– Scope spoke to 423 social care users and carers to gain feedback on the new eligibility criteria for social care proposed by the Government in the Care Bill.
o Via an Online Survey hosted by an independent research agency, Opinium. Total respondents: 392. (229 people in receipt of social care and 163 carers).
o Via 8 telephone interviews and 1 face-to-face interview with disabled people. (Including 4 people with communication difficulties (dual sensory loss); 2 people with mental health problems; 3 people with mobility issues (including 1 respondent with a progressive condition)
o Via 2 focus groups (1 run with National Autistic Society with a mix of 10 people on the autistic spectrum and carers; 1 run with Mencap with 12 people with a learning disability)
– The research was carried out between 23rd October 2013 and 20th December 2013.
The CSA expert seminar
The event brought together 24 people with experience in local government, policy, social work and the law. The seminar involved two discussion groups, the first on the current iteration of the regulations and the second focused mainly on an outcomes based approach to eligibility.
The Care and Support Alliance was set up in July 2009. It is a consortium of more than 70 organisations that represent and support older and disabled people, including disabled children, those with long term conditions and their families.

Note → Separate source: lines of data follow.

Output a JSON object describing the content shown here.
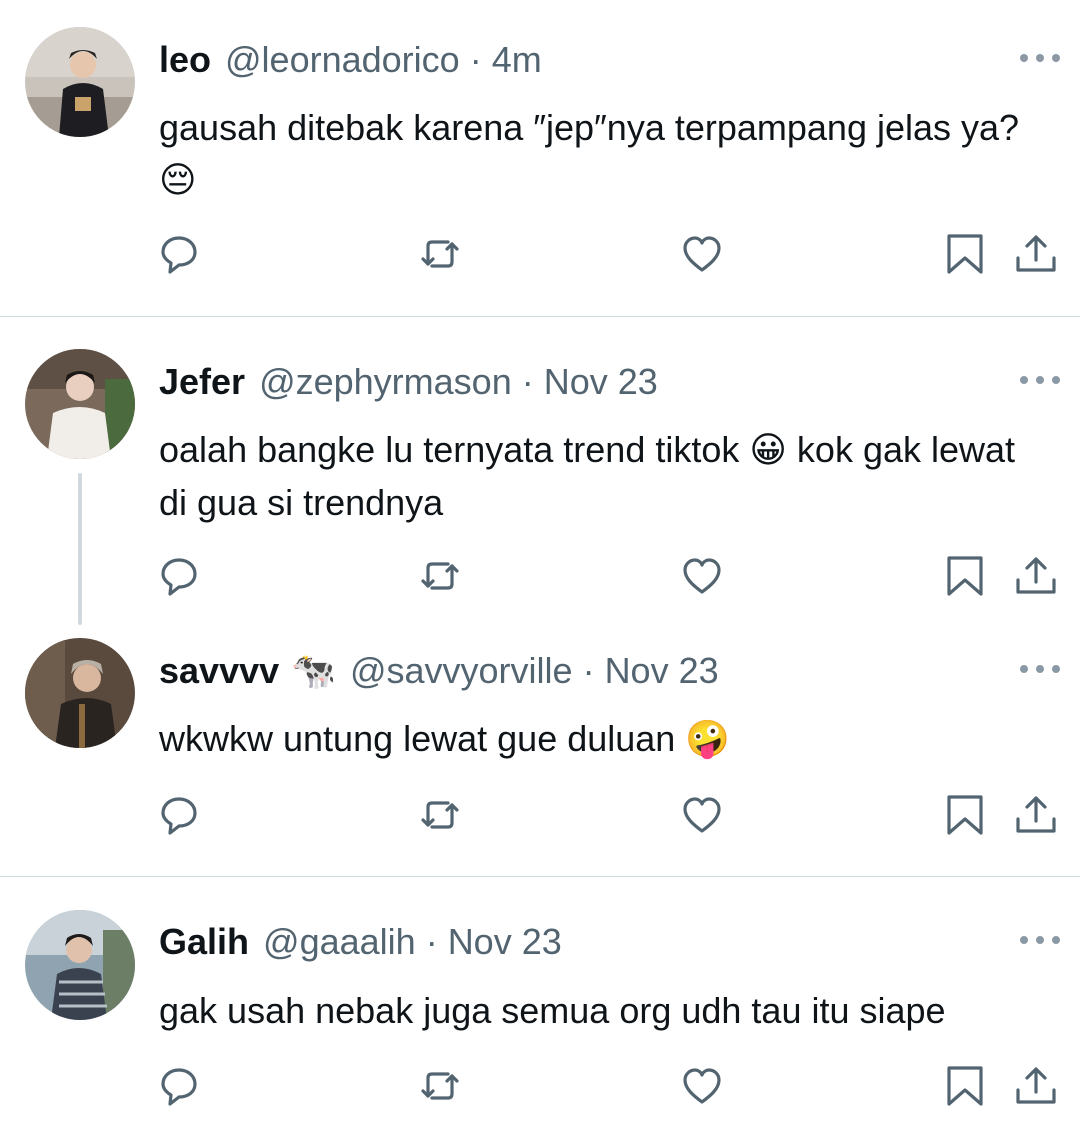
{
  "tweets": [
    {
      "name": "leo",
      "cow": "",
      "handle": "@leornadorico",
      "separator": "·",
      "time": "4m",
      "text": "gausah ditebak karena ″jep″nya terpampang jelas ya? ",
      "emoji": "😔",
      "avatar_colors": {
        "bg": "#c9c3bb",
        "fg": "#1e1e22",
        "skin": "#e6c6ad"
      }
    },
    {
      "name": "Jefer",
      "cow": "",
      "handle": "@zephyrmason",
      "separator": "·",
      "time": "Nov 23",
      "text": "oalah bangke lu ternyata trend tiktok ",
      "emoji": "😀",
      "text_after": " kok gak lewat di gua si trendnya",
      "avatar_colors": {
        "bg": "#7b6a5c",
        "fg": "#f1ede8",
        "skin": "#e9cfc0"
      }
    },
    {
      "name": "savvvv",
      "cow": "🐄",
      "handle": "@savvyorville",
      "separator": "·",
      "time": "Nov 23",
      "text": "wkwkw untung lewat gue duluan ",
      "emoji": "🤪",
      "avatar_colors": {
        "bg": "#5a4a3e",
        "fg": "#2a2420",
        "skin": "#d9b79e"
      }
    },
    {
      "name": "Galih",
      "cow": "",
      "handle": "@gaaalih",
      "separator": "·",
      "time": "Nov 23",
      "text": "gak usah nebak juga semua org udh tau itu siape",
      "emoji": "",
      "avatar_colors": {
        "bg": "#8fa3b0",
        "fg": "#3a4250",
        "skin": "#e0c2ac"
      }
    }
  ],
  "icons": [
    "reply-icon",
    "retweet-icon",
    "like-icon",
    "bookmark-icon",
    "share-icon"
  ],
  "colors": {
    "text": "#0f1419",
    "secondary": "#536471",
    "divider": "#cfd9de"
  }
}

Under the current care system of the 152 councils in England, government figures (“Social Care Legal Reform IA”; 2.5 table 8) show 86% now offer care only to those with the highest level of needs – deemed as ‘critical’ or ‘substantial’ needs. In those areas this means older and disabled people who are unable to undertake several aspects of personal care, or of work, education or training are no longer eligible for council-funded care.

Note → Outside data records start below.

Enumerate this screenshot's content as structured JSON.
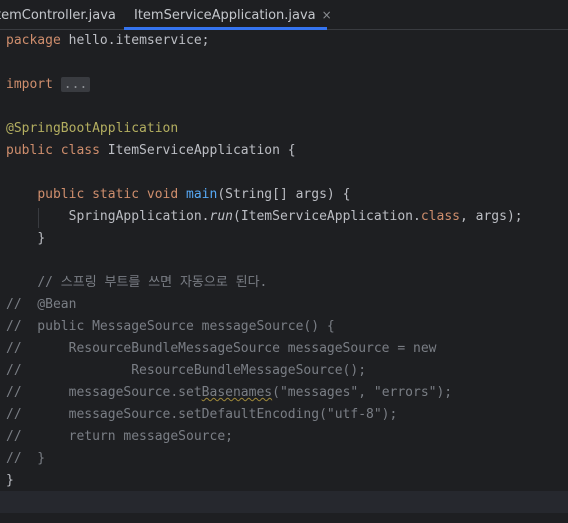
{
  "tabs": [
    {
      "label": "temController.java",
      "active": false
    },
    {
      "label": "ItemServiceApplication.java",
      "active": true,
      "icon": "spring-boot-class-icon",
      "close": "×"
    }
  ],
  "code": {
    "l1": {
      "kw": "package",
      "rest": " hello.itemservice;"
    },
    "l3": {
      "kw": "import",
      "fold": "..."
    },
    "l5": {
      "ann": "@SpringBootApplication"
    },
    "l6": {
      "kw": "public class",
      "rest": " ItemServiceApplication {"
    },
    "l8": {
      "kw": "public static void",
      "fn": "main",
      "rest": "(String[] args) {"
    },
    "l9": {
      "a": "SpringApplication.",
      "run": "run",
      "b": "(ItemServiceApplication.",
      "kw": "class",
      "c": ", args);"
    },
    "l10": {
      "text": "}"
    },
    "l12": {
      "text": "// 스프링 부트를 쓰면 자동으로 된다."
    },
    "l13": {
      "text": "//  @Bean"
    },
    "l14": {
      "text": "//  public MessageSource messageSource() {"
    },
    "l15": {
      "text": "//      ResourceBundleMessageSource messageSource = new"
    },
    "l16": {
      "text": "//              ResourceBundleMessageSource();"
    },
    "l17": {
      "a": "//      messageSource.set",
      "sq": "Basenames",
      "b": "(\"messages\", \"errors\");"
    },
    "l18": {
      "text": "//      messageSource.setDefaultEncoding(\"utf-8\");"
    },
    "l19": {
      "text": "//      return messageSource;"
    },
    "l20": {
      "text": "//  }"
    },
    "l21": {
      "text": "}"
    }
  },
  "colors": {
    "background": "#1e1f22",
    "keyword": "#cf8e6d",
    "annotation": "#b3ae60",
    "method": "#56a8f5",
    "comment": "#7a7e85",
    "accent": "#3574f0"
  }
}
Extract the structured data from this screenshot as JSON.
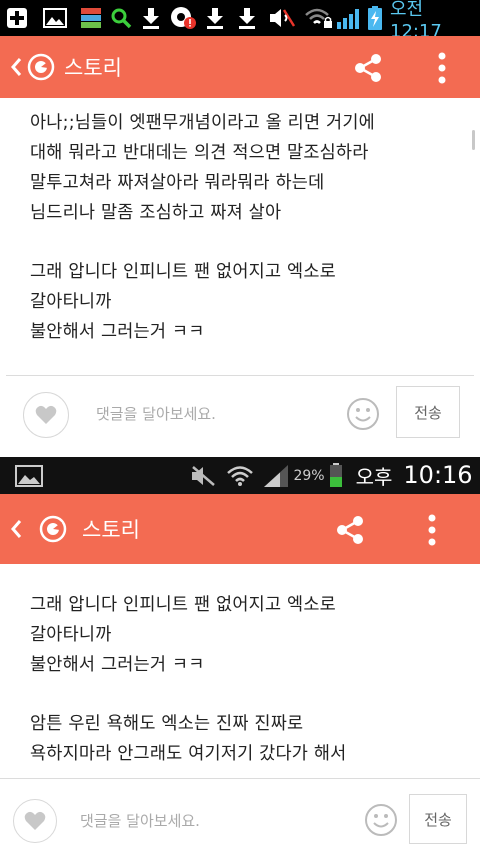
{
  "status_top": {
    "time": "오전 12:17",
    "icons": [
      "add-icon",
      "image-icon",
      "app-grid-icon",
      "search-icon",
      "download-icon",
      "record-alert-icon",
      "download-icon",
      "download-icon",
      "mute-icon",
      "wifi-lock-icon",
      "signal-icon",
      "battery-charging-icon"
    ]
  },
  "appbar_top": {
    "title": "스토리"
  },
  "post_top": {
    "paragraph1": [
      "아나;;님들이  엣팬무개념이라고 올 리면 거기에",
      "대해 뭐라고 반대데는 의견 적으면 말조심하라",
      "말투고쳐라 짜져살아라 뭐라뭐라 하는데",
      "님드리나 말좀 조심하고 짜져 살아"
    ],
    "paragraph2": [
      "그래 압니다  인피니트 팬 없어지고 엑소로",
      "갈아타니까",
      "불안해서 그러는거 ㅋㅋ"
    ]
  },
  "comment_top": {
    "placeholder": "댓글을 달아보세요.",
    "send_label": "전송"
  },
  "status_mid": {
    "battery_pct": "29%",
    "ampm": "오후",
    "time": "10:16"
  },
  "appbar_mid": {
    "title": "스토리"
  },
  "post_mid": {
    "paragraph1": [
      "그래 압니다  인피니트 팬 없어지고 엑소로",
      "갈아타니까",
      "불안해서 그러는거 ㅋㅋ"
    ],
    "paragraph2": [
      "암튼 우린 욕해도 엑소는 진짜 진짜로",
      "욕하지마라 안그래도 여기저기 갔다가 해서"
    ]
  },
  "comment_bottom": {
    "placeholder": "댓글을 달아보세요.",
    "send_label": "전송"
  },
  "colors": {
    "accent": "#f36b52",
    "status_time": "#5ac8f0"
  }
}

The Care and Support Alliance is calling on the Government to set eligibility in the new system at ‘moderate’ so as many people as possible benefit from the new system, and get the preventative support that keeps them from falling into crisis and ending up in A&E.
The final decision on where the national threshold will be set will be published for consultation in May 2014 and voted on in autumn 2014.